"We had that talk (about being his time) after spring ball was over. We had position meetings and individual meetings and I meet with the defense one-on-one in my office and give them my expectations with where each guy is at. They meet with their position coaches as well but Al and I had a great conversation at that time and I told him, 'Hey, we're looking at you to be our leader.' Any time you're a mike backer you're a guy who has to make calls and you're kind of who everybody looks to. It's his time to step up for us."
Gibson also dived into what he hoped to see from his unit in the first game, mainly that they don't blow any early assignments and get off to a strong start.
"(The biggest challenge is) nothing bad happening early," Gibson said. "That's what I'm looking for. It would be a shame if on the first or second play of the game to get hit with a big play and to have momentum on (Missouri's) side early. That's what I hope doesn't happen."

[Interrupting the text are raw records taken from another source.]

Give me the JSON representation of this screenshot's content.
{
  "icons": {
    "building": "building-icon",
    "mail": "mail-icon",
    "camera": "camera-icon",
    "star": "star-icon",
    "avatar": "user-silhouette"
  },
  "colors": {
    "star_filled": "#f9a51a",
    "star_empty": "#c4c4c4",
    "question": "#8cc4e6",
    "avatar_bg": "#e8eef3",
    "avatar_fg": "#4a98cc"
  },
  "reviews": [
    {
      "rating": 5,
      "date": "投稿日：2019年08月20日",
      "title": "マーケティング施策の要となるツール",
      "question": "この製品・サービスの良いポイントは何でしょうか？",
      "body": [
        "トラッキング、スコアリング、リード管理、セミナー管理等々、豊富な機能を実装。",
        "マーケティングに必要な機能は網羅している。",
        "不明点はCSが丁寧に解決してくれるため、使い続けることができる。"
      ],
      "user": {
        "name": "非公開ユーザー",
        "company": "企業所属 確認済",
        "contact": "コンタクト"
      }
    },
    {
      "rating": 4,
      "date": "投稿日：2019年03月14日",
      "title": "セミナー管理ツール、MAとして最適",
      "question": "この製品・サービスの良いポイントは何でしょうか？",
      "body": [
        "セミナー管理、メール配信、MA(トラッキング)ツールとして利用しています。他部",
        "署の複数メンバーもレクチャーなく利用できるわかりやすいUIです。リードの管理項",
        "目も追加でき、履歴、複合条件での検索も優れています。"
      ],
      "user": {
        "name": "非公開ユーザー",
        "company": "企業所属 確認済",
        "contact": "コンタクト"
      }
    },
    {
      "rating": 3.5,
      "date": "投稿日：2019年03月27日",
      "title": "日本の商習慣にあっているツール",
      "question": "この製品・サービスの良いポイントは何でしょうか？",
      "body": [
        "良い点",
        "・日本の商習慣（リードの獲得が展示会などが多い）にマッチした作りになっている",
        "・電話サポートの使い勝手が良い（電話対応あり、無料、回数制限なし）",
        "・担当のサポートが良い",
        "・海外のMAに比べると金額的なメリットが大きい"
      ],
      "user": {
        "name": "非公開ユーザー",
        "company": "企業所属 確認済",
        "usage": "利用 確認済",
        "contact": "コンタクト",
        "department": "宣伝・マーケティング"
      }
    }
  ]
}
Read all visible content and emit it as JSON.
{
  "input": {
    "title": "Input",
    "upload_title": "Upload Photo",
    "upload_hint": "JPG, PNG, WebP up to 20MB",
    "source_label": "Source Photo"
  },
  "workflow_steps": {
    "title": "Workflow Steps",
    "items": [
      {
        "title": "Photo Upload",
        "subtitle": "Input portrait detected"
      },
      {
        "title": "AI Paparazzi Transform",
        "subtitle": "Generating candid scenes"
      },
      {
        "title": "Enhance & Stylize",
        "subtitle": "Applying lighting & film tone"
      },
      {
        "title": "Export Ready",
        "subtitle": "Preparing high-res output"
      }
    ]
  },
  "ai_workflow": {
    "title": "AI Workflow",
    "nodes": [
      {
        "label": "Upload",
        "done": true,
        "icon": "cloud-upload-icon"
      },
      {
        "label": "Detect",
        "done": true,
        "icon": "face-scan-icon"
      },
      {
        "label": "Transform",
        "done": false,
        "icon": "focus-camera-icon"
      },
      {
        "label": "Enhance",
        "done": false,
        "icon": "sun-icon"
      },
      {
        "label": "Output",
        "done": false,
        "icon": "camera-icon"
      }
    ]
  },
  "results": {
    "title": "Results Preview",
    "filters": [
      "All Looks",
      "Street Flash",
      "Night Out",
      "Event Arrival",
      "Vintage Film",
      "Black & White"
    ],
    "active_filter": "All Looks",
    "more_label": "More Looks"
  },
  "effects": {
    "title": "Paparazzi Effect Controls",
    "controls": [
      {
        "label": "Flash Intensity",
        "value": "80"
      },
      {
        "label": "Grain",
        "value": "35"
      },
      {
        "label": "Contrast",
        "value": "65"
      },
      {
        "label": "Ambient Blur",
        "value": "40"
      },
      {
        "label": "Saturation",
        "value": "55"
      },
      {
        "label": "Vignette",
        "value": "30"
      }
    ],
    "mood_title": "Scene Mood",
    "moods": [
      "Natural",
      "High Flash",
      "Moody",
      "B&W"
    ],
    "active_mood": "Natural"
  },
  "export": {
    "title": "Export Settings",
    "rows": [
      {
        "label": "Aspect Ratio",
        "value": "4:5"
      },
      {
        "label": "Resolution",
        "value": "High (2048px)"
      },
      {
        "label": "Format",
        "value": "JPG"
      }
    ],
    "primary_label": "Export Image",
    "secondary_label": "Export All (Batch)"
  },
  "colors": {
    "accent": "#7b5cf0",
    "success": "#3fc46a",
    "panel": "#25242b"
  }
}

Gibson then added, "But you have to have a short memory to play defense any way. You have to put series' behind you and go out and adjust on the sideline and get ready to play the next one. That's going to be huge in this game. We have talked a lot about the fact what we don't know what they're going to do. Are they going to be Baylor's offense? Are they going to be Utah State or Oklahoma (Missouri offensive coordinator Josh Heupel's previous two stops). Our job as coaches will be to adjust as quickly as we can and to get our guys up to speed on what they're doing."
It sound as if Saturday's chess match between the two coaching staffs could be a cat and mouse game for the first quarter or so until West Virginia's defensive coaches can get a bead on what Missouri is doing offensively. The defense's ability to make adjustments and adapt will surely play a large role in stopping the Tigers offense.
On the offensive side of the football, senior quarterback Skyler Howard talked about the offense's preparation for the opener against Missouri on Saturday. Howard talked about the welcomed shift from fall camp to preparing to play an actual football game.
"Starting last week, it was nice to get our feet wet with Missouri's defense and everything like that, but when Sunday night hit it was game week and I really like the feeling I had Sunday night and that has carried over to today."
When asked what specifically had jumped out to him, Howard echoed some of Dana Holgorsen's comments about Missouri's stout defensive line.
"(Missouri is) strong up front," Howard said. "That's one thing they pride themselves on - jumbling up the box. A player that really stands out to me is Charles Harris. He's a good player and a good athlete. I think as far as what we need to focus on, is ourselves. We need to execute and if we win up front we can execute. It all starts up front."
Howard also said that because Missouri's defensive line is so good, they don't need to bring a lot of pressure. A lot of other teams will try and load up the box, but Missouri has the luxury of dropping their linebackers into coverage because they can often get pressure with four. That makes Howard's trust in his offensive line even more imperative for Saturday's game. Howard talked about his level of trust in his tackles.
"We're going to trust our guys up front and we're going to execute our game plan," Howard said. "My eyes are downfield. I have to trust Yodny (Cajuste). He's going to take care of me. That offensive line has been working very hard and I trust all of them so as a quarterback they have to trust me to get the ball downfield and I have to trust them to give me the time to do it."
Howard also talked about the work he has done to improve both his pocket passing and also improvising when the pocket collapses. Both of those were major points of emphasis for him in the offseason and on Saturday Mountaineer fans will get their first chance to see if that work has paid off.